  22. •  KIC 10553698A: Pulsating sdB in a 3.4-day orbit with

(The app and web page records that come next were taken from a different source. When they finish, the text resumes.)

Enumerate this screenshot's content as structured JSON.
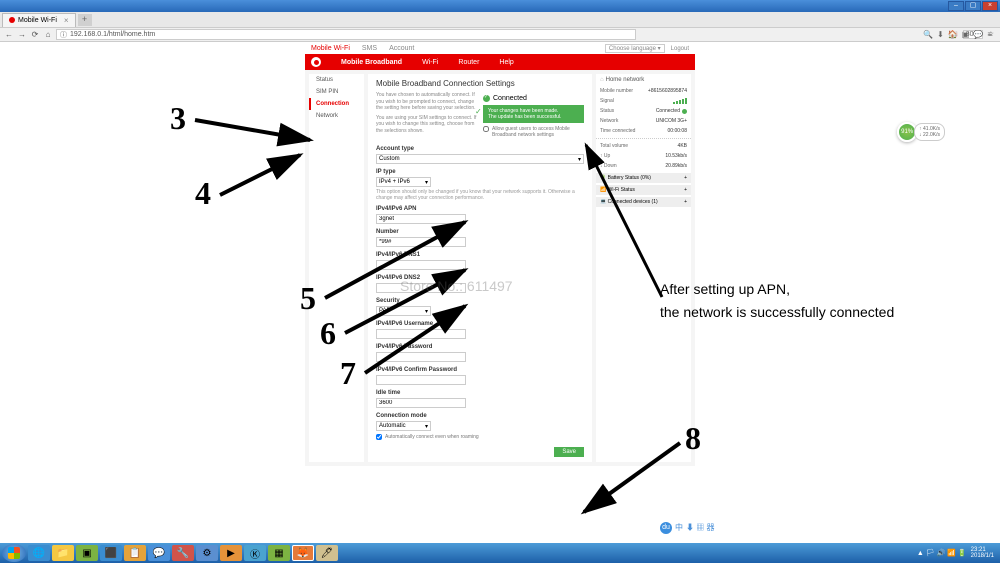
{
  "window": {
    "title": "Mobile Wi-Fi"
  },
  "browser": {
    "tab_title": "Mobile Wi-Fi",
    "url": "192.168.0.1/html/home.htm",
    "zoom": "80%"
  },
  "top_tabs": {
    "mobile_wifi": "Mobile Wi-Fi",
    "sms": "SMS",
    "account": "Account"
  },
  "lang": {
    "choose": "Choose language",
    "logout": "Logout"
  },
  "nav": {
    "mobile_broadband": "Mobile Broadband",
    "wifi": "Wi-Fi",
    "router": "Router",
    "help": "Help"
  },
  "sidebar": {
    "status": "Status",
    "sim_pin": "SIM PIN",
    "connection": "Connection",
    "network": "Network"
  },
  "settings": {
    "title": "Mobile Broadband Connection Settings",
    "desc1": "You have chosen to automatically connect. If you wish to be prompted to connect, change the setting here before saving your selection.",
    "desc2": "You are using your SIM settings to connect. If you wish to change this setting, choose from the selections shown.",
    "connected": "Connected",
    "success1": "Your changes have been made.",
    "success2": "The update has been successful.",
    "guest_check": "Allow guest users to access Mobile Broadband network settings",
    "account_type": "Account type",
    "account_type_val": "Custom",
    "ip_type": "IP type",
    "ip_type_val": "IPv4 + IPv6",
    "ip_hint": "This option should only be changed if you know that your network supports it. Otherwise a change may affect your connection performance.",
    "apn": "IPv4/IPv6 APN",
    "apn_val": "3gnet",
    "number": "Number",
    "number_val": "*99#",
    "dns1": "IPv4/IPv6 DNS1",
    "dns2": "IPv4/IPv6 DNS2",
    "security": "Security",
    "security_val": "PAP",
    "username": "IPv4/IPv6 Username",
    "password": "IPv4/IPv6 Password",
    "confirm_pw": "IPv4/IPv6 Confirm Password",
    "idle_time": "Idle time",
    "idle_time_val": "3600",
    "conn_mode": "Connection mode",
    "conn_mode_val": "Automatic",
    "roaming_check": "Automatically connect even when roaming",
    "save": "Save"
  },
  "status_panel": {
    "header": "Home network",
    "mobile_number": "Mobile number",
    "mobile_number_val": "+8615602895874",
    "signal": "Signal",
    "status": "Status",
    "status_val": "Connected",
    "network": "Network",
    "network_val": "UNICOM 3G+",
    "time_connected": "Time connected",
    "time_connected_val": "00:00:08",
    "total_volume": "Total volume",
    "total_volume_val": "4KB",
    "up": "↑ Up",
    "up_val": "10.53kb/s",
    "down": "↓ Down",
    "down_val": "20.89kb/s",
    "battery": "Battery Status (0%)",
    "wifi_status": "Wi-Fi Status",
    "connected_devices": "Connected devices (1)"
  },
  "annotations": {
    "n3": "3",
    "n4": "4",
    "n5": "5",
    "n6": "6",
    "n7": "7",
    "n8": "8",
    "text1": "After setting up APN,",
    "text2": "the network is successfully connected"
  },
  "watermark": "Store No.: 611497",
  "widget": {
    "pct": "91%",
    "up": "↑ 41.0K/s",
    "down": "↓ 22.0K/s"
  },
  "badges": {
    "du": "du",
    "zh": "中",
    "items": "⬇ ▦ 器"
  },
  "tray": {
    "time": "23:21",
    "date": "2018/1/1"
  }
}
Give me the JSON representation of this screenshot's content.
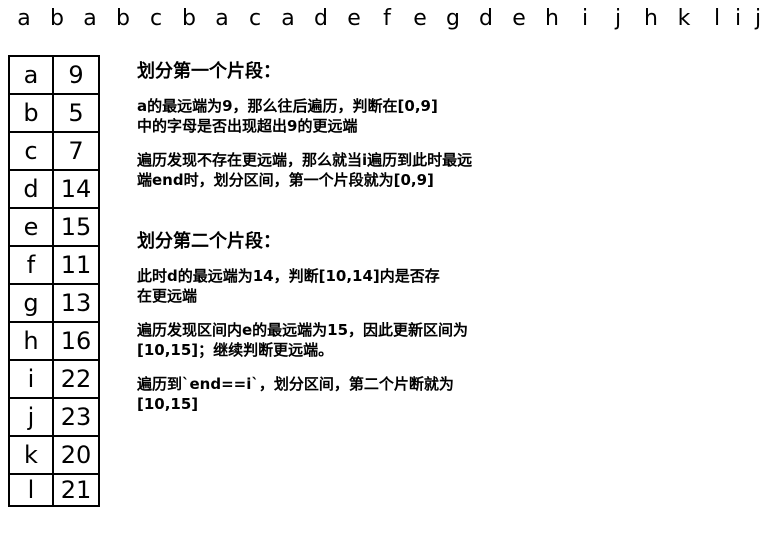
{
  "sequence": [
    "a",
    "b",
    "a",
    "b",
    "c",
    "b",
    "a",
    "c",
    "a",
    "d",
    "e",
    "f",
    "e",
    "g",
    "d",
    "e",
    "h",
    "i",
    "j",
    "h",
    "k",
    "l",
    "i",
    "j"
  ],
  "last_index_table": [
    {
      "char": "a",
      "last": "9"
    },
    {
      "char": "b",
      "last": "5"
    },
    {
      "char": "c",
      "last": "7"
    },
    {
      "char": "d",
      "last": "14"
    },
    {
      "char": "e",
      "last": "15"
    },
    {
      "char": "f",
      "last": "11"
    },
    {
      "char": "g",
      "last": "13"
    },
    {
      "char": "h",
      "last": "16"
    },
    {
      "char": "i",
      "last": "22"
    },
    {
      "char": "j",
      "last": "23"
    },
    {
      "char": "k",
      "last": "20"
    },
    {
      "char": "l",
      "last": "21"
    }
  ],
  "notes": {
    "heading1": "划分第一个片段：",
    "p1_line1": "a的最远端为9，那么往后遍历，判断在[0,9]",
    "p1_line2": "中的字母是否出现超出9的更远端",
    "p2_line1": "遍历发现不存在更远端，那么就当i遍历到此时最远",
    "p2_line2": "端end时，划分区间，第一个片段就为[0,9]",
    "heading2": "划分第二个片段：",
    "p3_line1": "此时d的最远端为14，判断[10,14]内是否存",
    "p3_line2": "在更远端",
    "p4_line1": "遍历发现区间内e的最远端为15，因此更新区间为",
    "p4_line2": "[10,15]；继续判断更远端。",
    "p5_line1": "遍历到`end==i`，划分区间，第二个片断就为",
    "p5_line2": "[10,15]"
  }
}
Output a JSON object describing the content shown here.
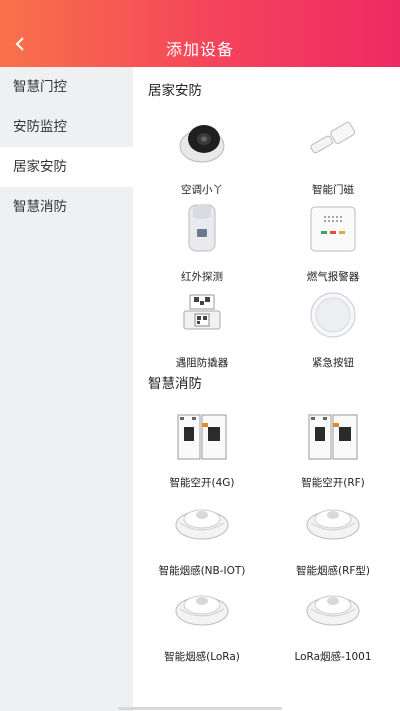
{
  "header": {
    "title": "添加设备",
    "back_icon": "chevron-left-icon"
  },
  "sidebar": {
    "items": [
      {
        "label": "智慧门控",
        "active": false
      },
      {
        "label": "安防监控",
        "active": false
      },
      {
        "label": "居家安防",
        "active": true
      },
      {
        "label": "智慧消防",
        "active": false
      }
    ]
  },
  "sections": [
    {
      "title": "居家安防",
      "devices": [
        {
          "label": "空调小丫",
          "icon": "ac-controller-icon"
        },
        {
          "label": "智能门磁",
          "icon": "door-sensor-icon"
        },
        {
          "label": "红外探测",
          "icon": "infrared-detector-icon"
        },
        {
          "label": "燃气报警器",
          "icon": "gas-alarm-icon"
        },
        {
          "label": "遇阻防撬器",
          "icon": "anti-pry-sensor-icon"
        },
        {
          "label": "紧急按钮",
          "icon": "emergency-button-icon"
        }
      ]
    },
    {
      "title": "智慧消防",
      "devices": [
        {
          "label": "智能空开(4G)",
          "icon": "circuit-breaker-icon"
        },
        {
          "label": "智能空开(RF)",
          "icon": "circuit-breaker-icon"
        },
        {
          "label": "智能烟感(NB-IOT)",
          "icon": "smoke-detector-icon"
        },
        {
          "label": "智能烟感(RF型)",
          "icon": "smoke-detector-icon"
        },
        {
          "label": "智能烟感(LoRa)",
          "icon": "smoke-detector-icon"
        },
        {
          "label": "LoRa烟感-1001",
          "icon": "smoke-detector-icon"
        }
      ]
    }
  ],
  "colors": {
    "header_start": "#f9724a",
    "header_end": "#ee2a63",
    "sidebar_bg": "#eff0f2"
  }
}
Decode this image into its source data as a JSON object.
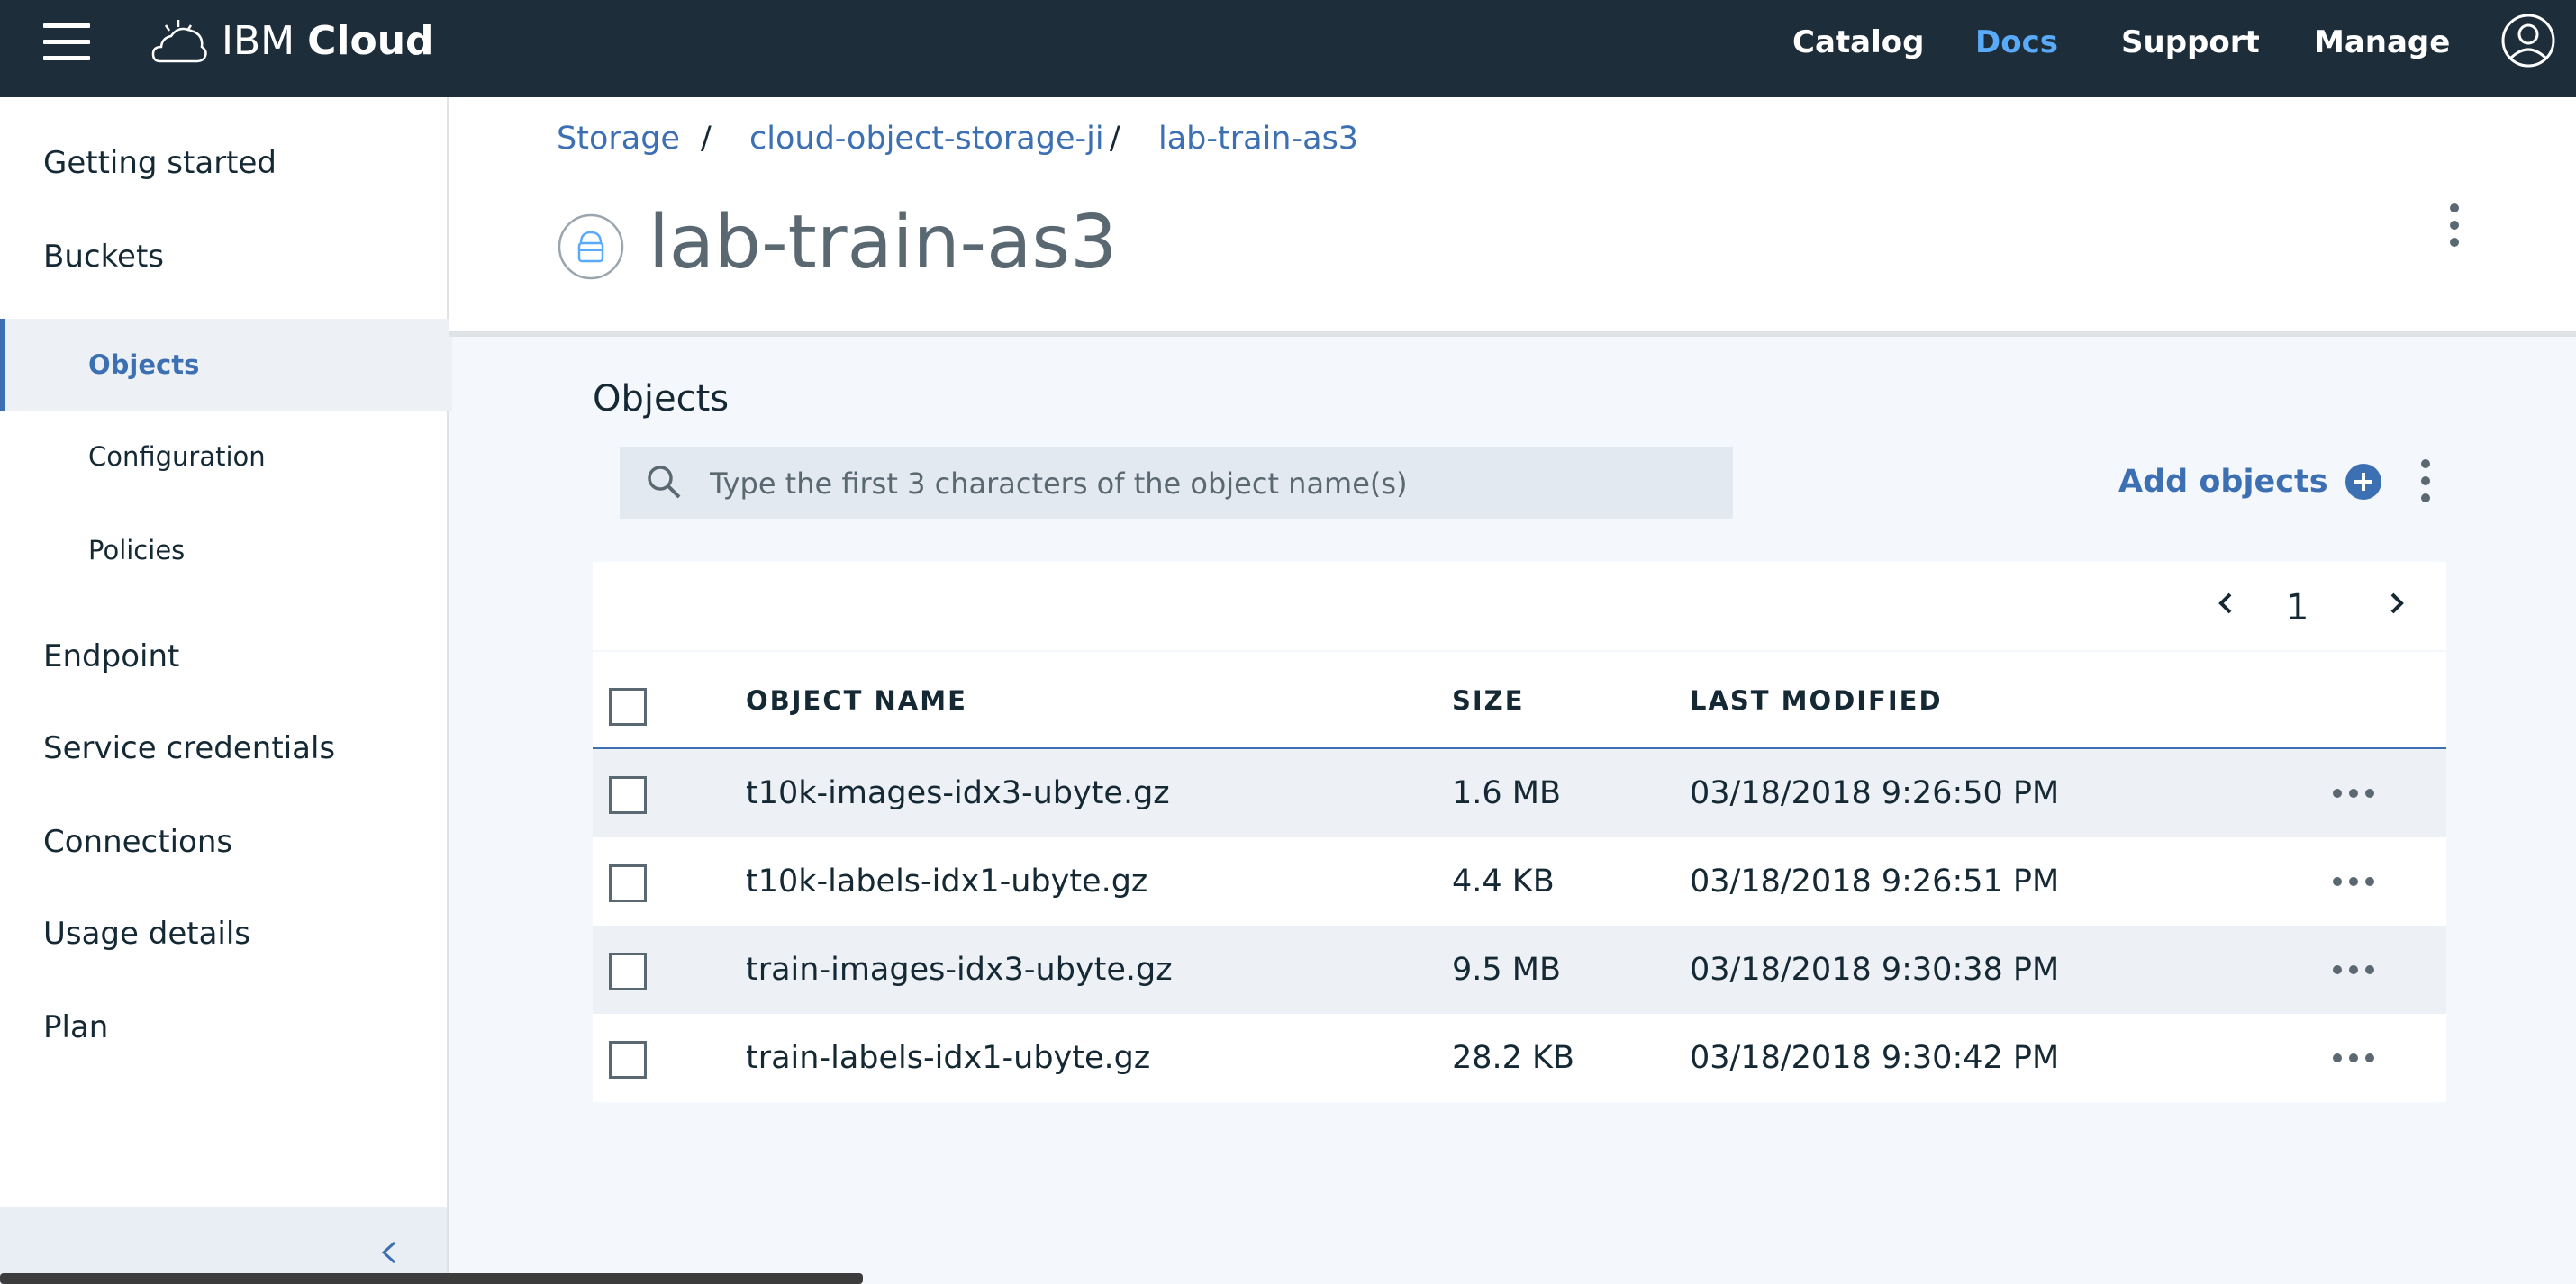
{
  "topbar": {
    "brand_prefix": "IBM",
    "brand_suffix": "Cloud",
    "nav": [
      {
        "label": "Catalog"
      },
      {
        "label": "Docs",
        "active": true
      },
      {
        "label": "Support"
      },
      {
        "label": "Manage"
      }
    ]
  },
  "sidebar": {
    "items": [
      {
        "label": "Getting started"
      },
      {
        "label": "Buckets"
      },
      {
        "label": "Objects",
        "active": true
      },
      {
        "label": "Configuration"
      },
      {
        "label": "Policies"
      },
      {
        "label": "Endpoint"
      },
      {
        "label": "Service credentials"
      },
      {
        "label": "Connections"
      },
      {
        "label": "Usage details"
      },
      {
        "label": "Plan"
      }
    ]
  },
  "breadcrumb": {
    "items": [
      "Storage",
      "cloud-object-storage-ji",
      "lab-train-as3"
    ],
    "separator": "/"
  },
  "page": {
    "title": "lab-train-as3"
  },
  "objects": {
    "section_title": "Objects",
    "search_placeholder": "Type the first 3 characters of the object name(s)",
    "search_value": "",
    "add_label": "Add objects",
    "page_number": "1",
    "columns": [
      "OBJECT NAME",
      "SIZE",
      "LAST MODIFIED"
    ],
    "rows": [
      {
        "name": "t10k-images-idx3-ubyte.gz",
        "size": "1.6 MB",
        "modified": "03/18/2018 9:26:50 PM"
      },
      {
        "name": "t10k-labels-idx1-ubyte.gz",
        "size": "4.4 KB",
        "modified": "03/18/2018 9:26:51 PM"
      },
      {
        "name": "train-images-idx3-ubyte.gz",
        "size": "9.5 MB",
        "modified": "03/18/2018 9:30:38 PM"
      },
      {
        "name": "train-labels-idx1-ubyte.gz",
        "size": "28.2 KB",
        "modified": "03/18/2018 9:30:42 PM"
      }
    ]
  },
  "colors": {
    "topbar_bg": "#1d2d3a",
    "accent": "#3d70b2",
    "active_nav": "#5aaafa"
  }
}
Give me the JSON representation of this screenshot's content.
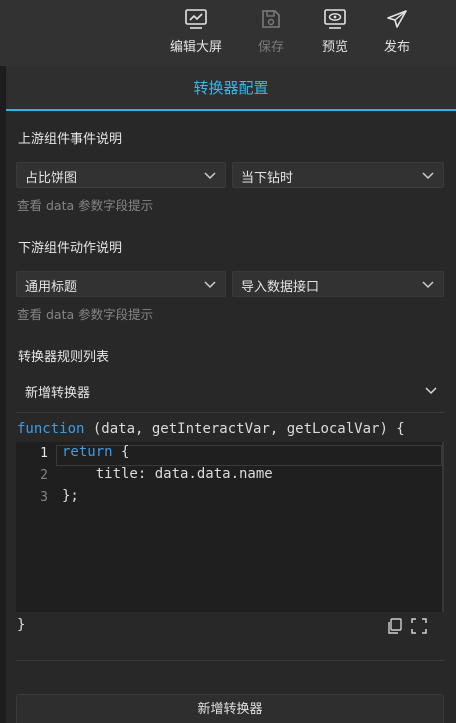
{
  "toolbar": {
    "edit_screen": "编辑大屏",
    "save": "保存",
    "preview": "预览",
    "publish": "发布"
  },
  "panel": {
    "title": "转换器配置",
    "upstream": {
      "title": "上游组件事件说明",
      "component": "占比饼图",
      "event": "当下钻时",
      "hint": "查看 data 参数字段提示"
    },
    "downstream": {
      "title": "下游组件动作说明",
      "component": "通用标题",
      "action": "导入数据接口",
      "hint": "查看 data 参数字段提示"
    },
    "rules": {
      "title": "转换器规则列表",
      "add_label": "新增转换器"
    },
    "code": {
      "keyword": "function",
      "signature": " (data, getInteractVar, getLocalVar) {",
      "lines": [
        {
          "num": "1",
          "kw": "return",
          "text": " {"
        },
        {
          "num": "2",
          "kw": "",
          "text": "    title: data.data.name"
        },
        {
          "num": "3",
          "kw": "",
          "text": "};"
        }
      ],
      "closing": "}"
    },
    "add_button": "新增转换器"
  },
  "colors": {
    "accent": "#36b8ea",
    "keyword": "#3a9ee8",
    "background": "#282828"
  },
  "icons": {
    "edit_screen": "chart-monitor-icon",
    "save": "save-disk-icon",
    "preview": "eye-monitor-icon",
    "publish": "paper-plane-icon",
    "copy": "copy-icon",
    "fullscreen": "fullscreen-icon"
  }
}
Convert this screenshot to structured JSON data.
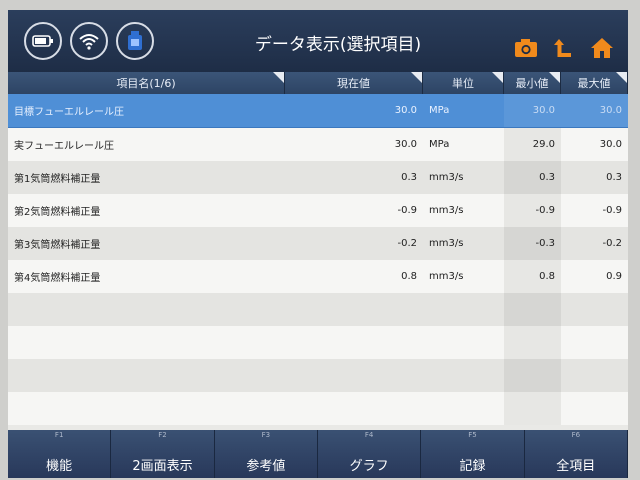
{
  "header": {
    "title": "データ表示(選択項目)",
    "left_icons": [
      "battery-icon",
      "wifi-icon",
      "vci-connector-icon"
    ],
    "right_icons": [
      "camera-icon",
      "back-arrow-icon",
      "home-icon"
    ]
  },
  "table": {
    "columns": [
      "項目名(1/6)",
      "現在値",
      "単位",
      "最小値",
      "最大値"
    ],
    "rows": [
      {
        "name": "目標フューエルレール圧",
        "value": "30.0",
        "unit": "MPa",
        "min": "30.0",
        "max": "30.0"
      },
      {
        "name": "実フューエルレール圧",
        "value": "30.0",
        "unit": "MPa",
        "min": "29.0",
        "max": "30.0"
      },
      {
        "name": "第1気筒燃料補正量",
        "value": "0.3",
        "unit": "mm3/s",
        "min": "0.3",
        "max": "0.3"
      },
      {
        "name": "第2気筒燃料補正量",
        "value": "-0.9",
        "unit": "mm3/s",
        "min": "-0.9",
        "max": "-0.9"
      },
      {
        "name": "第3気筒燃料補正量",
        "value": "-0.2",
        "unit": "mm3/s",
        "min": "-0.3",
        "max": "-0.2"
      },
      {
        "name": "第4気筒燃料補正量",
        "value": "0.8",
        "unit": "mm3/s",
        "min": "0.8",
        "max": "0.9"
      }
    ],
    "selected_index": 0
  },
  "function_keys": [
    {
      "key": "F1",
      "label": "機能"
    },
    {
      "key": "F2",
      "label": "2画面表示"
    },
    {
      "key": "F3",
      "label": "参考値"
    },
    {
      "key": "F4",
      "label": "グラフ"
    },
    {
      "key": "F5",
      "label": "記録"
    },
    {
      "key": "F6",
      "label": "全項目"
    }
  ],
  "colors": {
    "header_bg": "#1e2d46",
    "selected_row": "#4f8fd6",
    "accent_orange": "#f08a1c"
  }
}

    a ~0.6 M¤ white dwarf with a 5σ significant signal at 46.84 µHz (5.93 hr) •  The dynamics just don’t allow for a planet to survive inside this binary •  Several cases of low-frequency signals (4 – 9 hr) in pulsating Kepler sdBs •  Evidence of something interesting, but probably not post-AGB planets At Least Three Kepler sdBs Show These Signals AA/2014/23611 0 100 200 300 0 10 20 30 40 50 60 70 80 90 100 0 100 200 300 100 110 120 130 140 150 160 170 180 190 200 0 100 200 300 200 210 220 230 240 250 260 270 280 290 300 Amplitude [ppm] 0 100 200 300 300 310 320 330 340 350 360 370 380 390 400 100 200 300 50 60 70 80 90 100 150 160 170 180 190 200 250 260 270 280 290 300 350 360 370 380 390 400 450 460 470 480 490 500 requency [µHz] xis has been truncated at 300 ppm to show sufficient details, even if there are d by a continuous line. B s- – S e- er n o- a h he Østensen et al. 2014 (arXiv: 1406.6941) Amp. (ppm) Frequency (µHz) KIC 10553698A – Pulsating sdB in Kepler field 5<A> Photometric Doppler beaming signal from ~0.6 M¤ companion Additional signal at 46.84 µHz (5.93 hr)
  23. M J S •  On the whole, we expect close

    planets get engulfed on the red-giant branch •  Good limits on a lack of giant planets around ~0.6 M¤ white dwarfs:
  24. None